Exercise material:
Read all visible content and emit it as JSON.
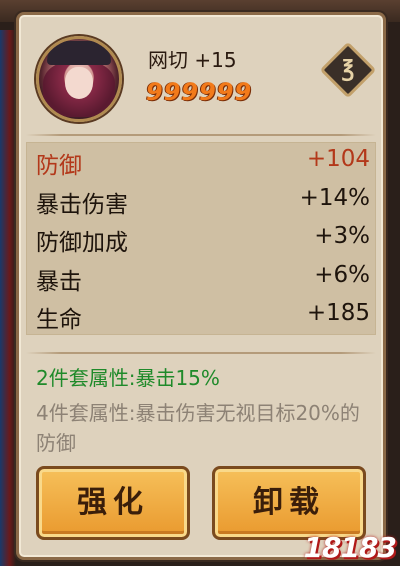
{
  "item": {
    "name_level": "网切 +15",
    "rating": "999999",
    "lock_icon": "lock-icon"
  },
  "stats": [
    {
      "label": "防御",
      "value": "+104",
      "main": true
    },
    {
      "label": "暴击伤害",
      "value": "+14%",
      "main": false
    },
    {
      "label": "防御加成",
      "value": "+3%",
      "main": false
    },
    {
      "label": "暴击",
      "value": "+6%",
      "main": false
    },
    {
      "label": "生命",
      "value": "+185",
      "main": false
    }
  ],
  "set_bonus": {
    "two_piece": "2件套属性:暴击15%",
    "four_piece": "4件套属性:暴击伤害无视目标20%的防御"
  },
  "buttons": {
    "upgrade": "强化",
    "unequip": "卸载"
  },
  "watermark": "18183",
  "colors": {
    "main_stat": "#b3381a",
    "set_active": "#1f8a2a",
    "set_inactive": "#8d8275",
    "rating": "#f27a1a",
    "button": "#e9992e"
  }
}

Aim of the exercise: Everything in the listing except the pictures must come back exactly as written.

Result of this task:
Read all visible content and emit it as JSON.
{
  "item": {
    "name_level": "网切 +15",
    "rating": "999999",
    "lock_icon": "lock-icon"
  },
  "stats": [
    {
      "label": "防御",
      "value": "+104",
      "main": true
    },
    {
      "label": "暴击伤害",
      "value": "+14%",
      "main": false
    },
    {
      "label": "防御加成",
      "value": "+3%",
      "main": false
    },
    {
      "label": "暴击",
      "value": "+6%",
      "main": false
    },
    {
      "label": "生命",
      "value": "+185",
      "main": false
    }
  ],
  "set_bonus": {
    "two_piece": "2件套属性:暴击15%",
    "four_piece": "4件套属性:暴击伤害无视目标20%的防御"
  },
  "buttons": {
    "upgrade": "强化",
    "unequip": "卸载"
  },
  "watermark": "18183",
  "colors": {
    "main_stat": "#b3381a",
    "set_active": "#1f8a2a",
    "set_inactive": "#8d8275",
    "rating": "#f27a1a",
    "button": "#e9992e"
  }
}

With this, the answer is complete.